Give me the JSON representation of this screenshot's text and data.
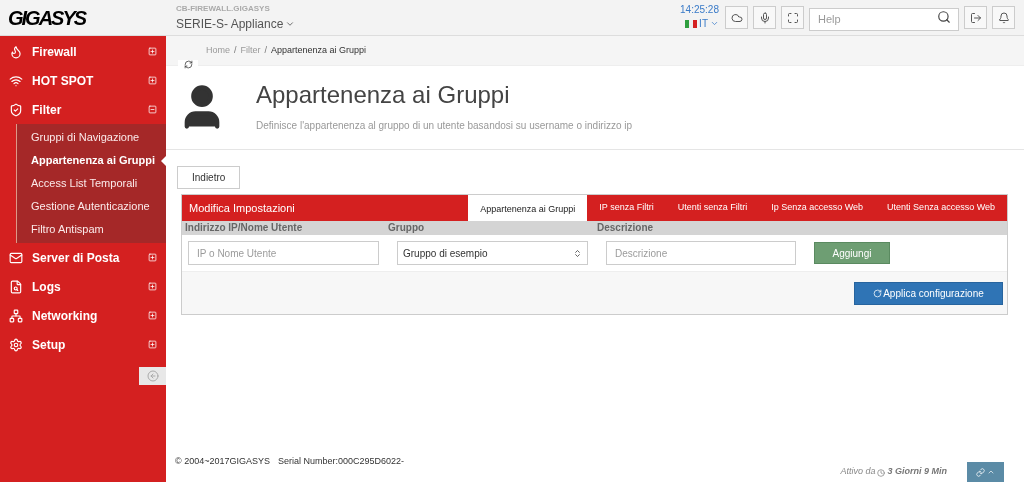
{
  "header": {
    "logo": "GIGASYS",
    "hostname": "CB-FIREWALL.GIGASYS",
    "product": "SERIE-S- Appliance",
    "clock": "14:25:28",
    "language": "IT",
    "search": {
      "placeholder": "Help"
    }
  },
  "sidebar": {
    "items": [
      {
        "label": "Firewall",
        "expanded": false
      },
      {
        "label": "HOT SPOT",
        "expanded": false
      },
      {
        "label": "Filter",
        "expanded": true,
        "children": [
          {
            "label": "Gruppi di Navigazione",
            "selected": false
          },
          {
            "label": "Appartenenza ai Gruppi",
            "selected": true
          },
          {
            "label": "Access List Temporali",
            "selected": false
          },
          {
            "label": "Gestione Autenticazione",
            "selected": false
          },
          {
            "label": "Filtro Antispam",
            "selected": false
          }
        ]
      },
      {
        "label": "Server di Posta",
        "expanded": false
      },
      {
        "label": "Logs",
        "expanded": false
      },
      {
        "label": "Networking",
        "expanded": false
      },
      {
        "label": "Setup",
        "expanded": false
      }
    ]
  },
  "breadcrumb": [
    "Home",
    "Filter",
    "Appartenenza ai Gruppi"
  ],
  "breadcrumb_separator": "/",
  "page": {
    "title": "Appartenenza ai Gruppi",
    "subtitle": "Definisce l'appartenenza al gruppo di un utente basandosi su username o indirizzo ip"
  },
  "back_button": "Indietro",
  "panel": {
    "title": "Modifica Impostazioni",
    "tabs": [
      {
        "label": "Appartenenza ai Gruppi",
        "selected": true
      },
      {
        "label": "IP senza Filtri",
        "selected": false
      },
      {
        "label": "Utenti senza Filtri",
        "selected": false
      },
      {
        "label": "Ip Senza accesso Web",
        "selected": false
      },
      {
        "label": "Utenti Senza accesso Web",
        "selected": false
      }
    ],
    "columns": [
      "Indirizzo IP/Nome Utente",
      "Gruppo",
      "Descrizione"
    ],
    "user_field": {
      "placeholder": "IP o Nome Utente"
    },
    "group_select": {
      "value": "Gruppo di esempio"
    },
    "description_field": {
      "placeholder": "Descrizione"
    },
    "add_button": "Aggiungi",
    "apply_button": "Applica configurazione"
  },
  "footer": {
    "copyright": "© 2004~2017GIGASYS",
    "serial": "Serial Number:000C295D6022-",
    "uptime_label": "Attivo da",
    "uptime": "3 Giorni 9 Min"
  }
}
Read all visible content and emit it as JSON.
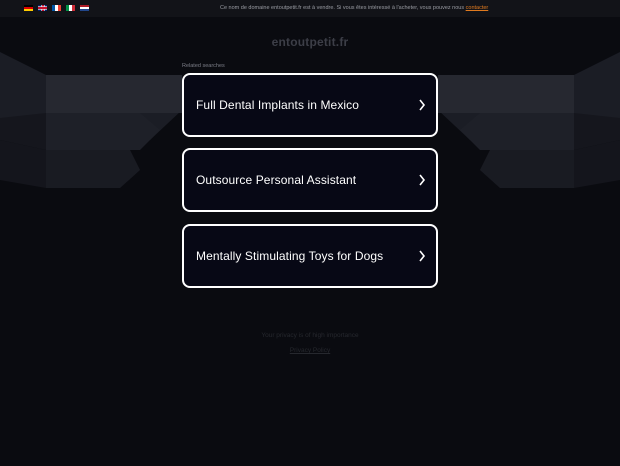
{
  "topbar": {
    "languages": [
      "de",
      "en",
      "fr",
      "it",
      "nl"
    ],
    "notice_text": "Ce nom de domaine entoutpetit.fr est à vendre. Si vous êtes intéressé à l'acheter, vous pouvez nous ",
    "notice_link": "contacter"
  },
  "header": {
    "domain": "entoutpetit.fr"
  },
  "main": {
    "related_label": "Related searches",
    "results": [
      {
        "label": "Full Dental Implants in Mexico"
      },
      {
        "label": "Outsource Personal Assistant"
      },
      {
        "label": "Mentally Stimulating Toys for Dogs"
      }
    ]
  },
  "footer": {
    "privacy_text": "Your privacy is of high importance",
    "privacy_link": "Privacy Policy"
  },
  "colors": {
    "background": "#0a0b10",
    "card_border": "#ffffff",
    "card_fill": "#070815",
    "link_accent": "#e07a1f"
  }
}
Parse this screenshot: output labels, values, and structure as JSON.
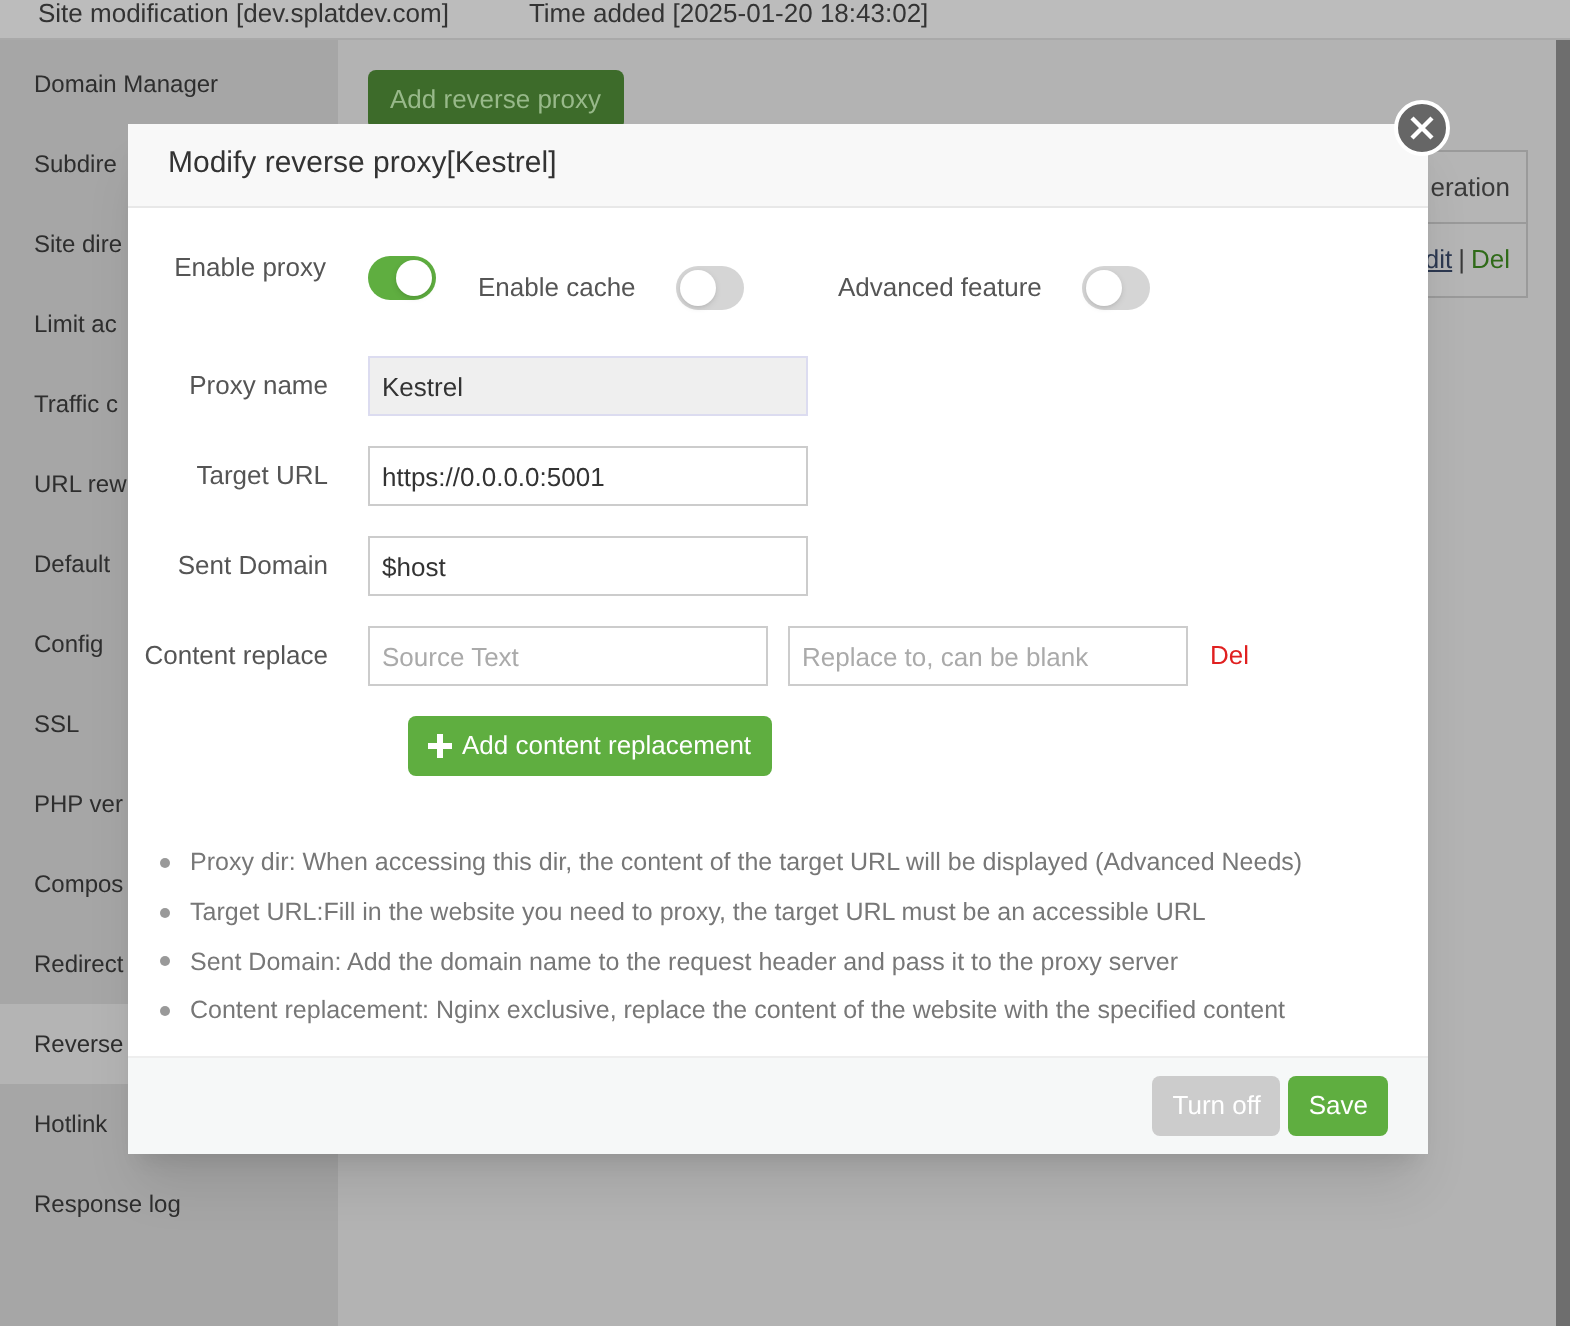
{
  "header": {
    "site": "Site modification [dev.splatdev.com]",
    "time": "Time added [2025-01-20 18:43:02]"
  },
  "sidebar": {
    "items": [
      {
        "label": "Domain Manager",
        "selected": false
      },
      {
        "label": "Subdire",
        "selected": false
      },
      {
        "label": "Site dire",
        "selected": false
      },
      {
        "label": "Limit ac",
        "selected": false
      },
      {
        "label": "Traffic c",
        "selected": false
      },
      {
        "label": "URL rew",
        "selected": false
      },
      {
        "label": "Default",
        "selected": false
      },
      {
        "label": "Config",
        "selected": false
      },
      {
        "label": "SSL",
        "selected": false
      },
      {
        "label": "PHP ver",
        "selected": false
      },
      {
        "label": "Compos",
        "selected": false
      },
      {
        "label": "Redirect",
        "selected": false
      },
      {
        "label": "Reverse",
        "selected": true
      },
      {
        "label": "Hotlink",
        "selected": false
      },
      {
        "label": "Response log",
        "selected": false
      }
    ]
  },
  "main": {
    "add_button": "Add reverse proxy",
    "table": {
      "column_header": "eration",
      "edit": "dit",
      "separator": "|",
      "del": "Del"
    }
  },
  "dialog": {
    "title": "Modify reverse proxy[Kestrel]",
    "toggles": [
      {
        "label": "Enable proxy",
        "on": true
      },
      {
        "label": "Enable cache",
        "on": false
      },
      {
        "label": "Advanced feature",
        "on": false
      }
    ],
    "fields": [
      {
        "label": "Proxy name",
        "value": "Kestrel",
        "disabled": true
      },
      {
        "label": "Target URL",
        "value": "https://0.0.0.0:5001",
        "disabled": false
      },
      {
        "label": "Sent Domain",
        "value": "$host",
        "disabled": false
      }
    ],
    "content_replace": {
      "label": "Content replace",
      "source_placeholder": "Source Text",
      "target_placeholder": "Replace to, can be blank",
      "del": "Del"
    },
    "add_replacement": "Add content replacement",
    "notes": [
      "Proxy dir: When accessing this dir, the content of the target URL will be displayed (Advanced Needs)",
      "Target URL:Fill in the website you need to proxy, the target URL must be an accessible URL",
      "Sent Domain: Add the domain name to the request header and pass it to the proxy server",
      "Content replacement: Nginx exclusive, replace the content of the website with the specified content"
    ],
    "buttons": [
      {
        "label": "Turn off",
        "disabled": true
      },
      {
        "label": "Save",
        "disabled": false
      }
    ]
  }
}
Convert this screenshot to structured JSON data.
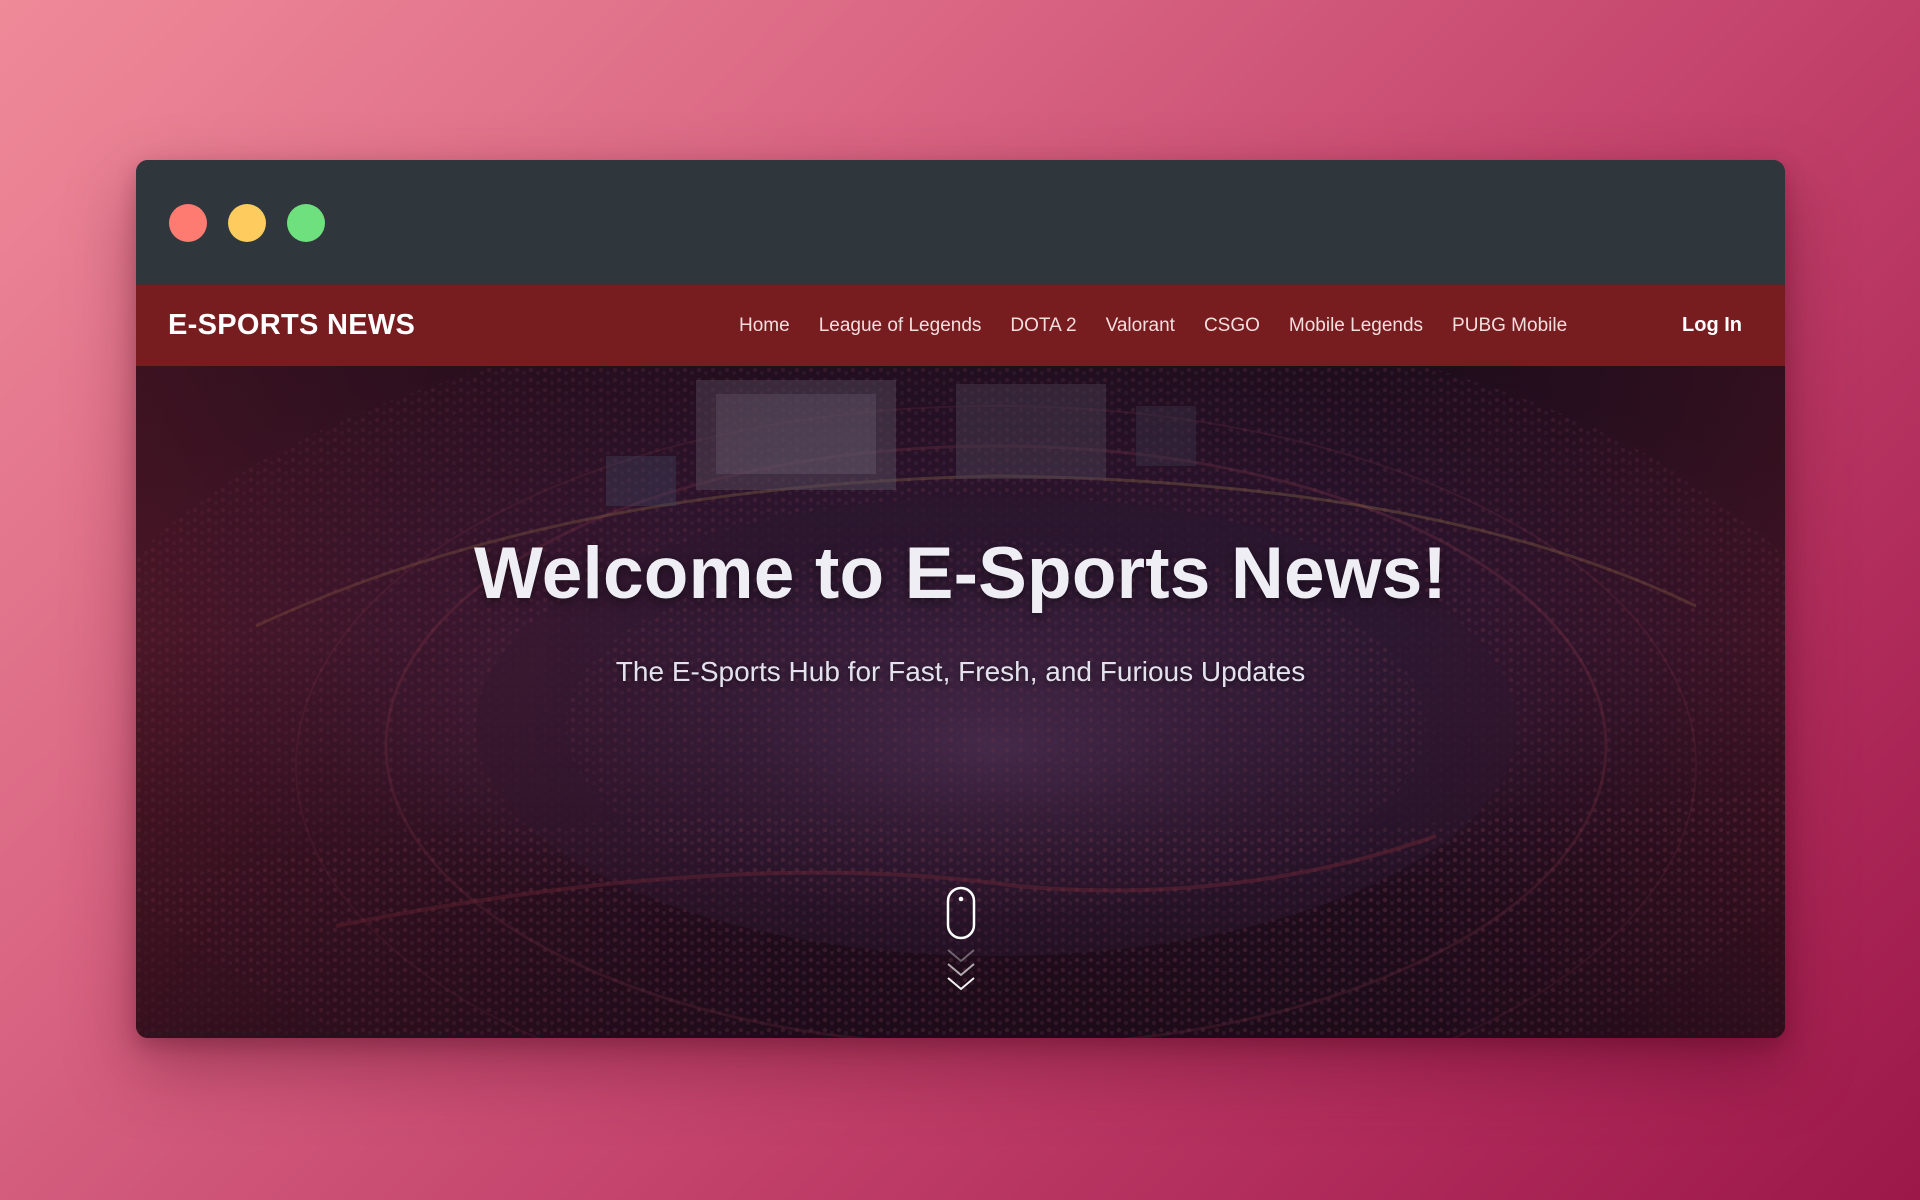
{
  "window": {
    "controls": [
      {
        "name": "close",
        "color": "#fe7b72"
      },
      {
        "name": "minimize",
        "color": "#fecb5e"
      },
      {
        "name": "maximize",
        "color": "#6ee17e"
      }
    ]
  },
  "navbar": {
    "brand": "E-SPORTS NEWS",
    "links": [
      {
        "label": "Home"
      },
      {
        "label": "League of Legends"
      },
      {
        "label": "DOTA 2"
      },
      {
        "label": "Valorant"
      },
      {
        "label": "CSGO"
      },
      {
        "label": "Mobile Legends"
      },
      {
        "label": "PUBG Mobile"
      }
    ],
    "login_label": "Log In",
    "background": "#771c1f"
  },
  "hero": {
    "title": "Welcome to E-Sports News!",
    "subtitle": "The E-Sports Hub for Fast, Fresh, and Furious Updates",
    "scroll_icon": "mouse-scroll-icon",
    "chevron_icon": "double-chevron-down-icon"
  },
  "colors": {
    "background_start": "#ef8a99",
    "background_end": "#9c1848",
    "titlebar": "#2f363c"
  }
}
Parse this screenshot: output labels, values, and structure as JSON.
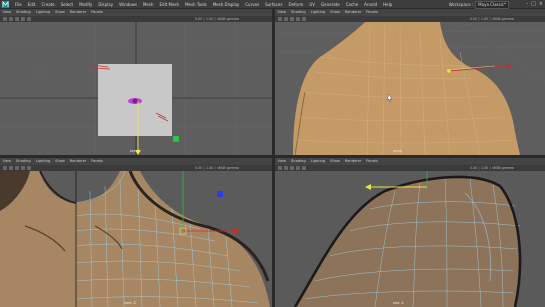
{
  "app": {
    "menus": [
      "File",
      "Edit",
      "Create",
      "Select",
      "Modify",
      "Display",
      "Windows",
      "Mesh",
      "Edit Mesh",
      "Mesh Tools",
      "Mesh Display",
      "Curves",
      "Surfaces",
      "Deform",
      "UV",
      "Generate",
      "Cache",
      "Arnold",
      "Help"
    ],
    "workspace_label": "Workspace :",
    "workspace_value": "Maya Classic*",
    "window_controls": [
      "-",
      "□",
      "×"
    ]
  },
  "panel_menu": [
    "View",
    "Shading",
    "Lighting",
    "Show",
    "Renderer",
    "Panels"
  ],
  "viewports": [
    {
      "readout": "0.00 │ 1.00 │ sRGB gamma",
      "camera": "top -Y"
    },
    {
      "readout": "0.00 │ 1.00 │ sRGB gamma",
      "camera": "persp"
    },
    {
      "readout": "0.00 │ 1.00 │ sRGB gamma",
      "camera": "front -Z"
    },
    {
      "readout": "0.00 │ 1.00 │ sRGB gamma",
      "camera": "side -X"
    }
  ],
  "colors": {
    "background": "#5d5d5d",
    "skin": "#c59a65",
    "wire": "#8fd0e6",
    "axis_red": "#d22a2a",
    "axis_green": "#30b84a",
    "axis_yellow": "#e6e34a",
    "axis_blue": "#2b3fe0"
  }
}
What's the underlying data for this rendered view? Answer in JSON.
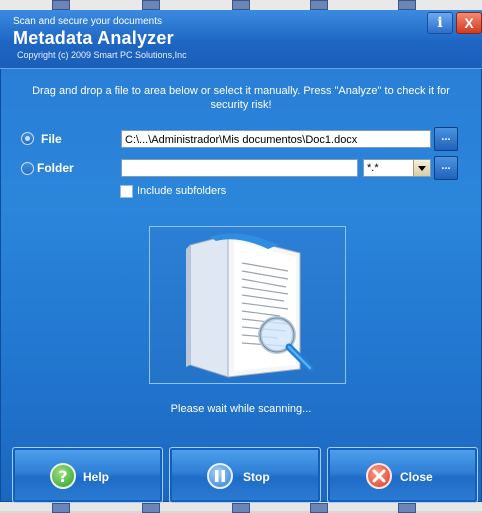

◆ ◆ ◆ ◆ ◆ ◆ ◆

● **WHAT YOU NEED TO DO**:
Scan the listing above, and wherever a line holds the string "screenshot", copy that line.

● **YOUR SOLUTION**:
Give me the JSON representation of this screenshot's text and data.
Parse this screenshot: output labels, values, and structure as JSON.
Convert this screenshot to structured JSON data.
Parse this screenshot: output labels, values, and structure as JSON.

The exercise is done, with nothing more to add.